** SUPPLIED DATA follows **

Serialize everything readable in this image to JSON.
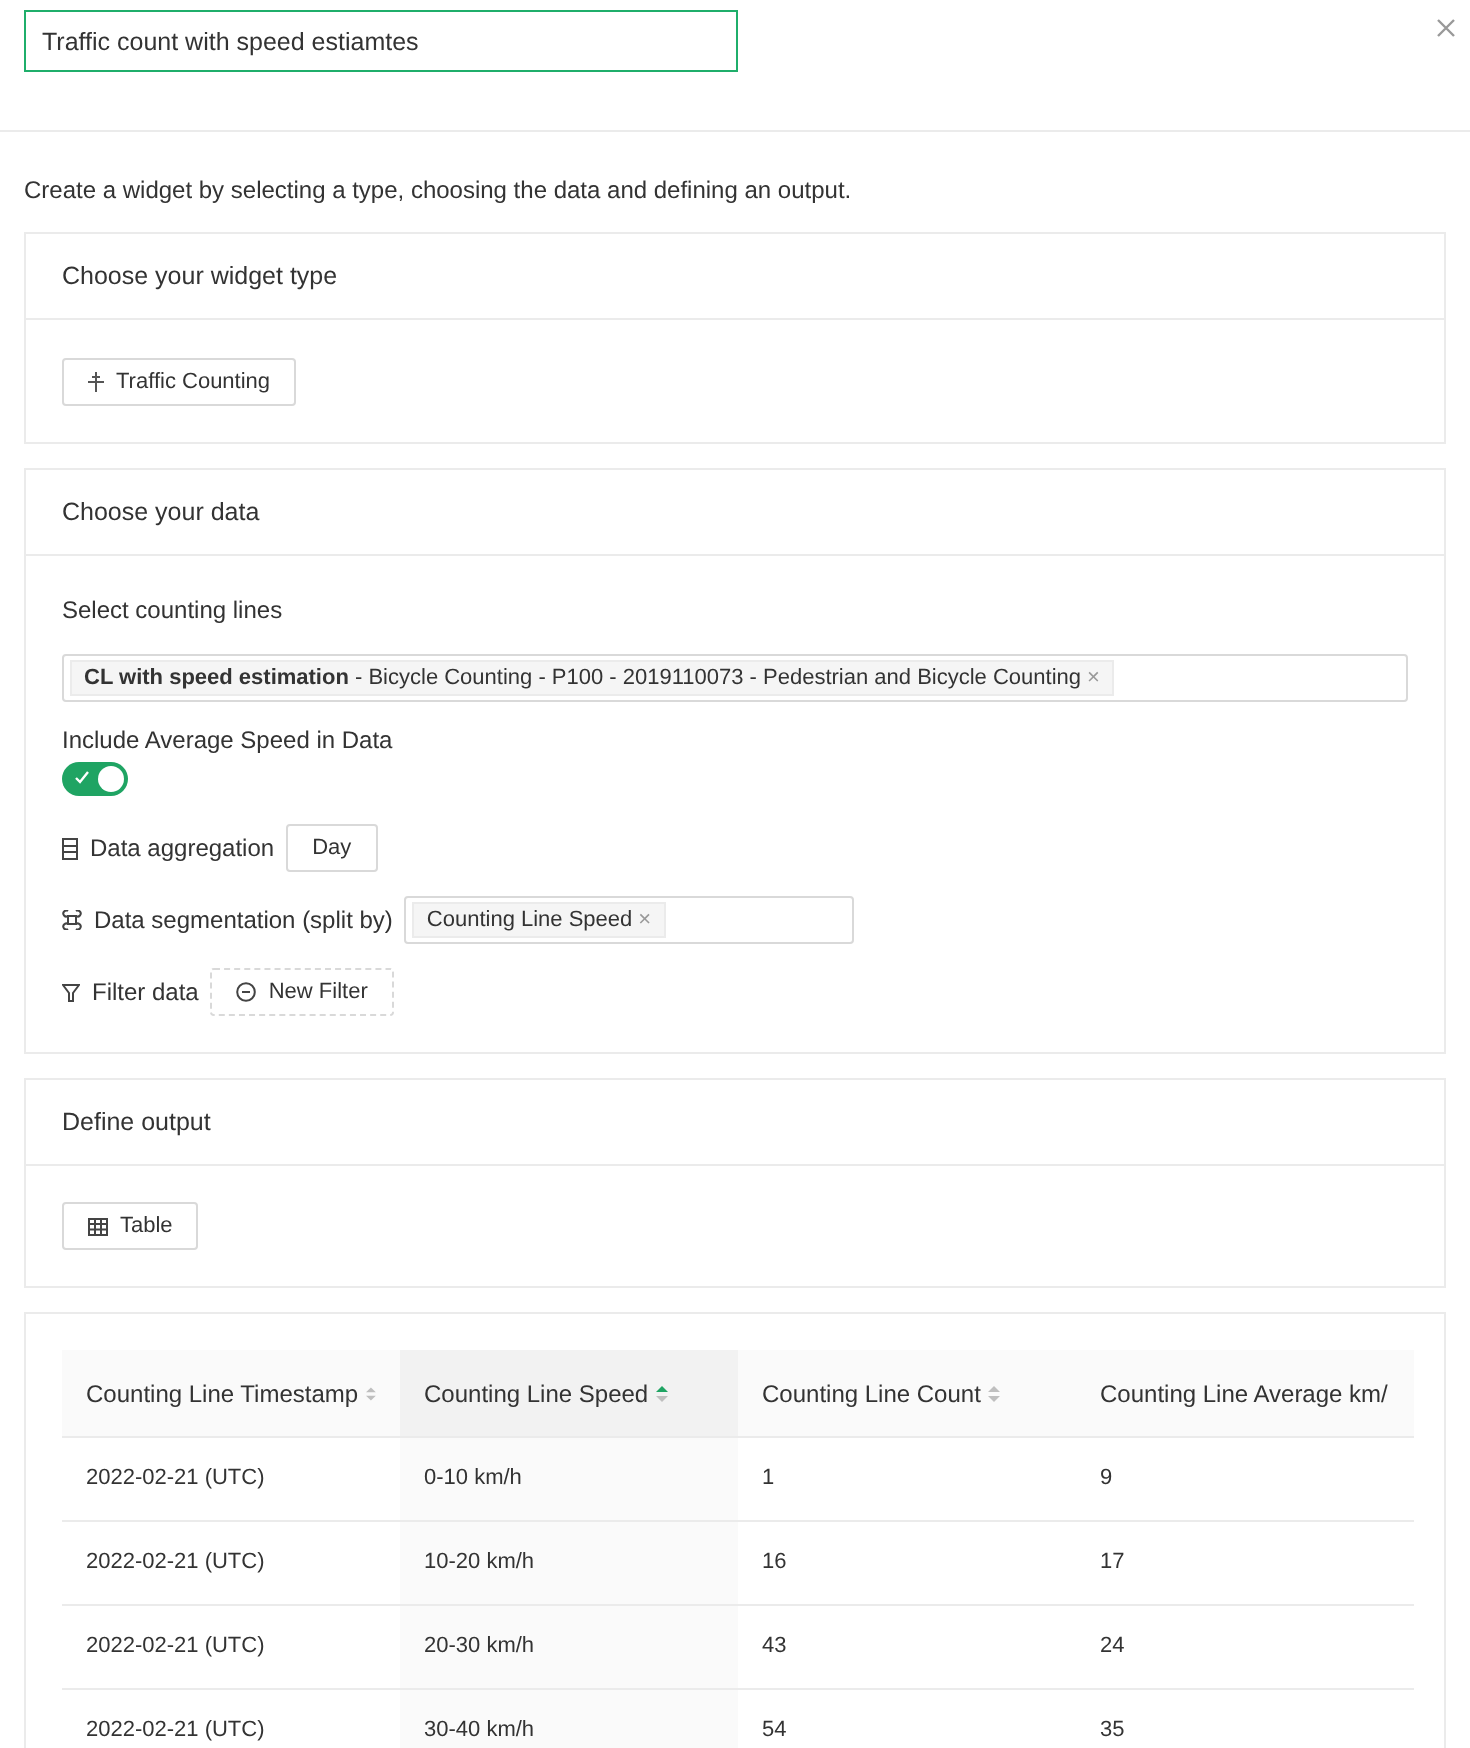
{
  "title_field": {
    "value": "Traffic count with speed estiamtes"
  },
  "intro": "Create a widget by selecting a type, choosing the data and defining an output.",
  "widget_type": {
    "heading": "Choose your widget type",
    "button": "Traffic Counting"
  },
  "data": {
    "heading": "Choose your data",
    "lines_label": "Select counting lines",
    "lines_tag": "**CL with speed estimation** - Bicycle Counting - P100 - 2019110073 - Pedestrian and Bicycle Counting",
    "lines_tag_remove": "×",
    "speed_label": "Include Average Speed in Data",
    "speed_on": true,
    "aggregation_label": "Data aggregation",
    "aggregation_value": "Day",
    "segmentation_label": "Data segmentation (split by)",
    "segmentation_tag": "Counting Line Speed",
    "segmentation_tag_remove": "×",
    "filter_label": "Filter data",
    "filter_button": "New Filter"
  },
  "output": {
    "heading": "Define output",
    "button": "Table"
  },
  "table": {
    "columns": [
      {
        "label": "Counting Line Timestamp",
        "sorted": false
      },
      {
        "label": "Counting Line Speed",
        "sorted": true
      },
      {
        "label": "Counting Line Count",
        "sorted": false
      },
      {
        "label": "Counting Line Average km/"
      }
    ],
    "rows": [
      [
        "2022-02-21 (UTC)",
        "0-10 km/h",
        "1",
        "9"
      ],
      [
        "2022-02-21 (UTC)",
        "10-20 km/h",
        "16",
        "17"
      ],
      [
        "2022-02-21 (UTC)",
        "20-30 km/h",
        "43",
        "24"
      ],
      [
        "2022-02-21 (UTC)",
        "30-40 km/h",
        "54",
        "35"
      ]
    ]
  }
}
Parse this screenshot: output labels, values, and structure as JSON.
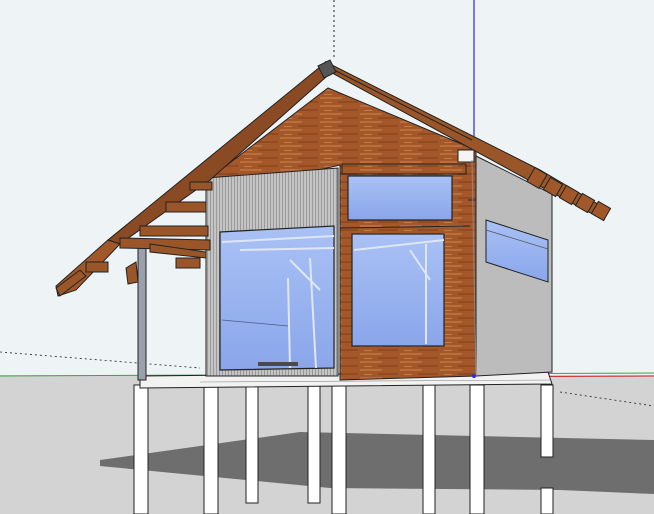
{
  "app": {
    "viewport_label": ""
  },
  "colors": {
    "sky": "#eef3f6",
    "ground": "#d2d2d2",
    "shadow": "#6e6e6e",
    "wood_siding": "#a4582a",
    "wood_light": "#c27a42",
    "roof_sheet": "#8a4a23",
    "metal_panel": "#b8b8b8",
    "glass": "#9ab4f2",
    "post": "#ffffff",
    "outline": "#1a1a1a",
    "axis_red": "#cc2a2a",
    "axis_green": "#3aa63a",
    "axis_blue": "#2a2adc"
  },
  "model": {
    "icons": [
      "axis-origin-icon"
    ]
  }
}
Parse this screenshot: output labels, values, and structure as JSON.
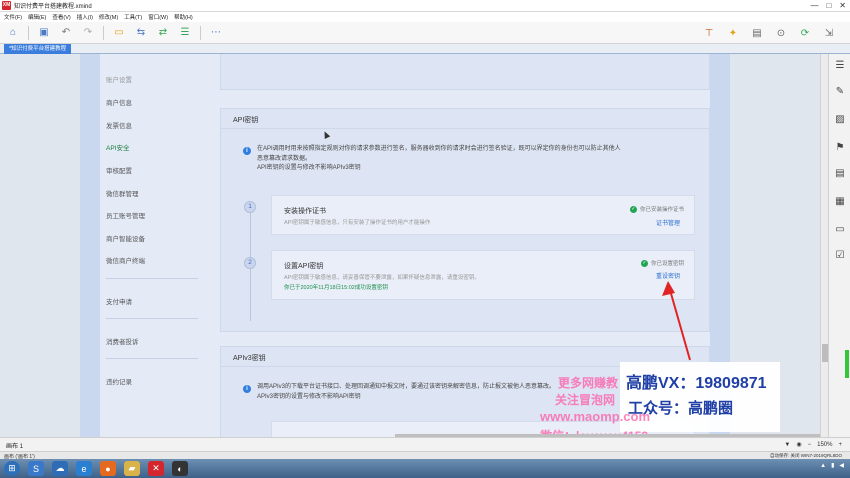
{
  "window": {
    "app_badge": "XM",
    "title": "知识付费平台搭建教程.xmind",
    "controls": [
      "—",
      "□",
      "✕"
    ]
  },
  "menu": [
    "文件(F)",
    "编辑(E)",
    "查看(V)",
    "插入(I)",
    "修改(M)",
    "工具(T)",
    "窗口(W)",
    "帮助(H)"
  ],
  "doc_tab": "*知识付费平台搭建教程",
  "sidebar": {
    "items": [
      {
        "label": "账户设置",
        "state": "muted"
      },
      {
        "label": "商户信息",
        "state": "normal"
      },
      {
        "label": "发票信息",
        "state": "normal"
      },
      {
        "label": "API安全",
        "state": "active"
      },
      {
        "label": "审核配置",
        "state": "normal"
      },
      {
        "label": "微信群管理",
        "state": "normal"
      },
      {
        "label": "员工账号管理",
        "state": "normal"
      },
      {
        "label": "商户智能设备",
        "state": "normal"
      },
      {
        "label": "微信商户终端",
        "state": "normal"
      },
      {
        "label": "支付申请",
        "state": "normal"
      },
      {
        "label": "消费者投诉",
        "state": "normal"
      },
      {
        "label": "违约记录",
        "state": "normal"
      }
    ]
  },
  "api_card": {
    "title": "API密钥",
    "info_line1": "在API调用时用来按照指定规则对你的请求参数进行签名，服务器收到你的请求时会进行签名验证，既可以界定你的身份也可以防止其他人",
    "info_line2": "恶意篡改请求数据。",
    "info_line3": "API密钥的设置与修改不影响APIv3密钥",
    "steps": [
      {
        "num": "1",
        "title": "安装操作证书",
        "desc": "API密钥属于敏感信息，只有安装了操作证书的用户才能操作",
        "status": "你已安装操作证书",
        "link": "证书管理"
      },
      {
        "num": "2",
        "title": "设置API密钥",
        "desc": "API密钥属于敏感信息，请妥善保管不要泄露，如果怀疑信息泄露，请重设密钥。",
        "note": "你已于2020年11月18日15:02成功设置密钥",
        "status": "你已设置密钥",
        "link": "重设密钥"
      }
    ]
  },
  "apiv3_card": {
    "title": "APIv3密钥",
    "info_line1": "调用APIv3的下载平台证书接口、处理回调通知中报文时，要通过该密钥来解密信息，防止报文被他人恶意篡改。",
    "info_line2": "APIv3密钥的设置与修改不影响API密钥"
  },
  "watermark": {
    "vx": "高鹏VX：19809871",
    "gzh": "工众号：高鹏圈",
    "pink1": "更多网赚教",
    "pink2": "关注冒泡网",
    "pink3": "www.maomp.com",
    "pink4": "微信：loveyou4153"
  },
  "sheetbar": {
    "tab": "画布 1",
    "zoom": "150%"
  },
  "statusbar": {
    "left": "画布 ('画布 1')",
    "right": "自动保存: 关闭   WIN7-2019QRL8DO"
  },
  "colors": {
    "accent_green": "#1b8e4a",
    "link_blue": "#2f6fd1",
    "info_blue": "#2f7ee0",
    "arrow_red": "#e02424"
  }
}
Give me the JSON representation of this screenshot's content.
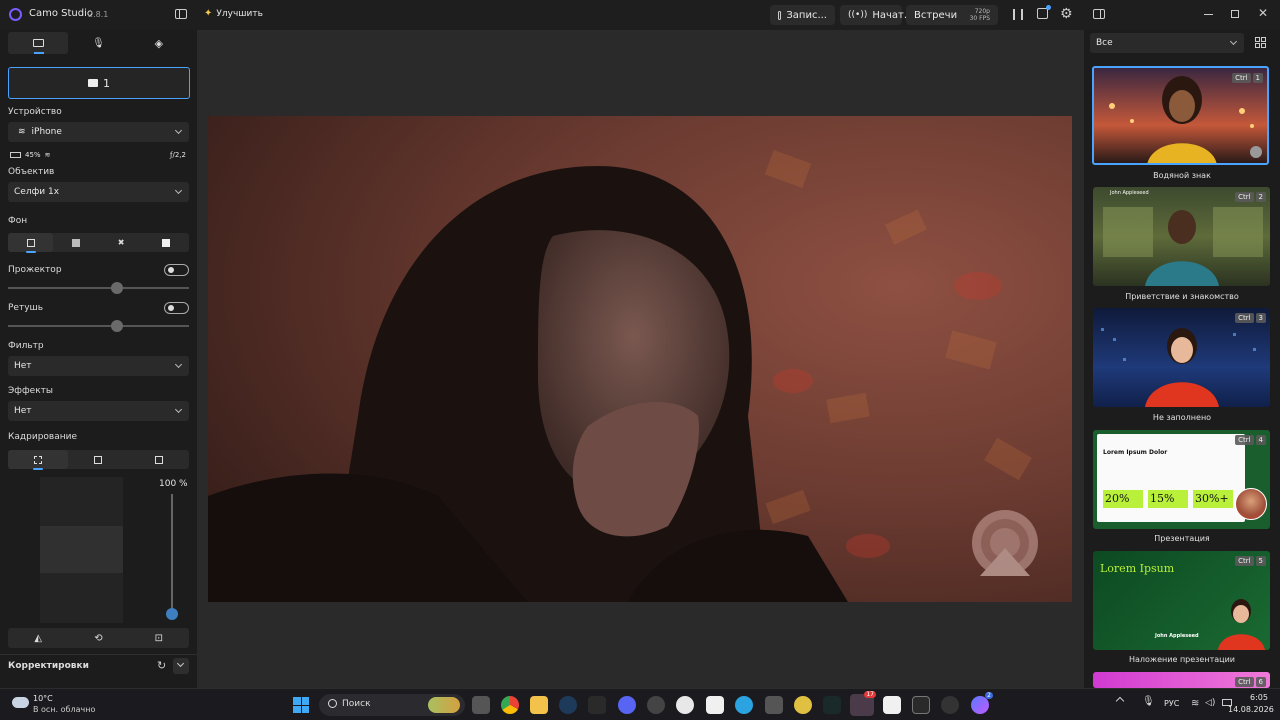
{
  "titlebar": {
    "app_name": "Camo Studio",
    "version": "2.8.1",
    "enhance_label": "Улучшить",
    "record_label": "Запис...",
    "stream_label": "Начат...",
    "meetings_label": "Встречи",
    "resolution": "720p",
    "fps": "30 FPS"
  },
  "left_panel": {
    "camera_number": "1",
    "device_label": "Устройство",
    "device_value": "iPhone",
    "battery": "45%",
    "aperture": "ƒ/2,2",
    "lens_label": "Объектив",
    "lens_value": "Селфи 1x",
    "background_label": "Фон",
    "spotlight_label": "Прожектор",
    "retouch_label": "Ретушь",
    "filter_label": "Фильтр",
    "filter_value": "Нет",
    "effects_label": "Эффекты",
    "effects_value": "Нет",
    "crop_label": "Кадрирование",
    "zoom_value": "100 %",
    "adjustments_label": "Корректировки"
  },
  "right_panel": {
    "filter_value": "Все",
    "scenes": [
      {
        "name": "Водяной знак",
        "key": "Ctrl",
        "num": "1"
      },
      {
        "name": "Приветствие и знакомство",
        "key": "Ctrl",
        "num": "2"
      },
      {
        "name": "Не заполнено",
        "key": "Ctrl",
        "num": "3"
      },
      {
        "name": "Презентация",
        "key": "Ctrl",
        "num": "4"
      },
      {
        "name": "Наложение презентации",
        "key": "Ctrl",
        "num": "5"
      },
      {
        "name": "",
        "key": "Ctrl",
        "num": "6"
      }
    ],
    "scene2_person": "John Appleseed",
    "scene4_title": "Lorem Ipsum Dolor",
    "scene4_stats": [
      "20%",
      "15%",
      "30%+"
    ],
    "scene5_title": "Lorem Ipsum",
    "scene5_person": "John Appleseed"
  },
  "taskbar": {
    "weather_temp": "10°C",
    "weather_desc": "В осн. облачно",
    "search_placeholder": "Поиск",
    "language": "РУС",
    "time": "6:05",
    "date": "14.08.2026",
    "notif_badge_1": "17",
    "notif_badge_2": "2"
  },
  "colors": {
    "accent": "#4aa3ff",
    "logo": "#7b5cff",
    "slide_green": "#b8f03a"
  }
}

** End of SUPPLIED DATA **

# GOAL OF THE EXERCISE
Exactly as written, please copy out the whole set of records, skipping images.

# SOLUTION
Serialize everything readable in this image to JSON.
{
  "title_field": {
    "value": "Traffic count with speed estiamtes"
  },
  "intro": "Create a widget by selecting a type, choosing the data and defining an output.",
  "widget_type": {
    "heading": "Choose your widget type",
    "button": "Traffic Counting"
  },
  "data": {
    "heading": "Choose your data",
    "lines_label": "Select counting lines",
    "lines_tag": "**CL with speed estimation** - Bicycle Counting - P100 - 2019110073 - Pedestrian and Bicycle Counting",
    "lines_tag_remove": "×",
    "speed_label": "Include Average Speed in Data",
    "speed_on": true,
    "aggregation_label": "Data aggregation",
    "aggregation_value": "Day",
    "segmentation_label": "Data segmentation (split by)",
    "segmentation_tag": "Counting Line Speed",
    "segmentation_tag_remove": "×",
    "filter_label": "Filter data",
    "filter_button": "New Filter"
  },
  "output": {
    "heading": "Define output",
    "button": "Table"
  },
  "table": {
    "columns": [
      {
        "label": "Counting Line Timestamp",
        "sorted": false
      },
      {
        "label": "Counting Line Speed",
        "sorted": true
      },
      {
        "label": "Counting Line Count",
        "sorted": false
      },
      {
        "label": "Counting Line Average km/"
      }
    ],
    "rows": [
      [
        "2022-02-21 (UTC)",
        "0-10 km/h",
        "1",
        "9"
      ],
      [
        "2022-02-21 (UTC)",
        "10-20 km/h",
        "16",
        "17"
      ],
      [
        "2022-02-21 (UTC)",
        "20-30 km/h",
        "43",
        "24"
      ],
      [
        "2022-02-21 (UTC)",
        "30-40 km/h",
        "54",
        "35"
      ]
    ]
  }
}
Parse this screenshot: output labels, values, and structure as JSON.
{
  "app": {
    "viewport_label": ""
  },
  "colors": {
    "sky": "#eef3f6",
    "ground": "#d2d2d2",
    "shadow": "#6e6e6e",
    "wood_siding": "#a4582a",
    "wood_light": "#c27a42",
    "roof_sheet": "#8a4a23",
    "metal_panel": "#b8b8b8",
    "glass": "#9ab4f2",
    "post": "#ffffff",
    "outline": "#1a1a1a",
    "axis_red": "#cc2a2a",
    "axis_green": "#3aa63a",
    "axis_blue": "#2a2adc"
  },
  "model": {
    "icons": [
      "axis-origin-icon"
    ]
  }
}
Parse this screenshot: output labels, values, and structure as JSON.
{
  "window": {
    "app_badge": "XM",
    "title": "知识付费平台搭建教程.xmind",
    "controls": [
      "—",
      "□",
      "✕"
    ]
  },
  "menu": [
    "文件(F)",
    "编辑(E)",
    "查看(V)",
    "插入(I)",
    "修改(M)",
    "工具(T)",
    "窗口(W)",
    "帮助(H)"
  ],
  "doc_tab": "*知识付费平台搭建教程",
  "sidebar": {
    "items": [
      {
        "label": "账户设置",
        "state": "muted"
      },
      {
        "label": "商户信息",
        "state": "normal"
      },
      {
        "label": "发票信息",
        "state": "normal"
      },
      {
        "label": "API安全",
        "state": "active"
      },
      {
        "label": "审核配置",
        "state": "normal"
      },
      {
        "label": "微信群管理",
        "state": "normal"
      },
      {
        "label": "员工账号管理",
        "state": "normal"
      },
      {
        "label": "商户智能设备",
        "state": "normal"
      },
      {
        "label": "微信商户终端",
        "state": "normal"
      },
      {
        "label": "支付申请",
        "state": "normal"
      },
      {
        "label": "消费者投诉",
        "state": "normal"
      },
      {
        "label": "违约记录",
        "state": "normal"
      }
    ]
  },
  "api_card": {
    "title": "API密钥",
    "info_line1": "在API调用时用来按照指定规则对你的请求参数进行签名，服务器收到你的请求时会进行签名验证，既可以界定你的身份也可以防止其他人",
    "info_line2": "恶意篡改请求数据。",
    "info_line3": "API密钥的设置与修改不影响APIv3密钥",
    "steps": [
      {
        "num": "1",
        "title": "安装操作证书",
        "desc": "API密钥属于敏感信息，只有安装了操作证书的用户才能操作",
        "status": "你已安装操作证书",
        "link": "证书管理"
      },
      {
        "num": "2",
        "title": "设置API密钥",
        "desc": "API密钥属于敏感信息，请妥善保管不要泄露，如果怀疑信息泄露，请重设密钥。",
        "note": "你已于2020年11月18日15:02成功设置密钥",
        "status": "你已设置密钥",
        "link": "重设密钥"
      }
    ]
  },
  "apiv3_card": {
    "title": "APIv3密钥",
    "info_line1": "调用APIv3的下载平台证书接口、处理回调通知中报文时，要通过该密钥来解密信息，防止报文被他人恶意篡改。",
    "info_line2": "APIv3密钥的设置与修改不影响API密钥"
  },
  "watermark": {
    "vx": "高鹏VX：19809871",
    "gzh": "工众号：高鹏圈",
    "pink1": "更多网赚教",
    "pink2": "关注冒泡网",
    "pink3": "www.maomp.com",
    "pink4": "微信：loveyou4153"
  },
  "sheetbar": {
    "tab": "画布 1",
    "zoom": "150%"
  },
  "statusbar": {
    "left": "画布 ('画布 1')",
    "right": "自动保存: 关闭   WIN7-2019QRL8DO"
  },
  "colors": {
    "accent_green": "#1b8e4a",
    "link_blue": "#2f6fd1",
    "info_blue": "#2f7ee0",
    "arrow_red": "#e02424"
  }
}
Give me the JSON representation of this screenshot's content.
{
  "titlebar": {
    "app_name": "Camo Studio",
    "version": "2.8.1",
    "enhance_label": "Улучшить",
    "record_label": "Запис...",
    "stream_label": "Начат...",
    "meetings_label": "Встречи",
    "resolution": "720p",
    "fps": "30 FPS"
  },
  "left_panel": {
    "camera_number": "1",
    "device_label": "Устройство",
    "device_value": "iPhone",
    "battery": "45%",
    "aperture": "ƒ/2,2",
    "lens_label": "Объектив",
    "lens_value": "Селфи 1x",
    "background_label": "Фон",
    "spotlight_label": "Прожектор",
    "retouch_label": "Ретушь",
    "filter_label": "Фильтр",
    "filter_value": "Нет",
    "effects_label": "Эффекты",
    "effects_value": "Нет",
    "crop_label": "Кадрирование",
    "zoom_value": "100 %",
    "adjustments_label": "Корректировки"
  },
  "right_panel": {
    "filter_value": "Все",
    "scenes": [
      {
        "name": "Водяной знак",
        "key": "Ctrl",
        "num": "1"
      },
      {
        "name": "Приветствие и знакомство",
        "key": "Ctrl",
        "num": "2"
      },
      {
        "name": "Не заполнено",
        "key": "Ctrl",
        "num": "3"
      },
      {
        "name": "Презентация",
        "key": "Ctrl",
        "num": "4"
      },
      {
        "name": "Наложение презентации",
        "key": "Ctrl",
        "num": "5"
      },
      {
        "name": "",
        "key": "Ctrl",
        "num": "6"
      }
    ],
    "scene2_person": "John Appleseed",
    "scene4_title": "Lorem Ipsum Dolor",
    "scene4_stats": [
      "20%",
      "15%",
      "30%+"
    ],
    "scene5_title": "Lorem Ipsum",
    "scene5_person": "John Appleseed"
  },
  "taskbar": {
    "weather_temp": "10°C",
    "weather_desc": "В осн. облачно",
    "search_placeholder": "Поиск",
    "language": "РУС",
    "time": "6:05",
    "date": "14.08.2026",
    "notif_badge_1": "17",
    "notif_badge_2": "2"
  },
  "colors": {
    "accent": "#4aa3ff",
    "logo": "#7b5cff",
    "slide_green": "#b8f03a"
  }
}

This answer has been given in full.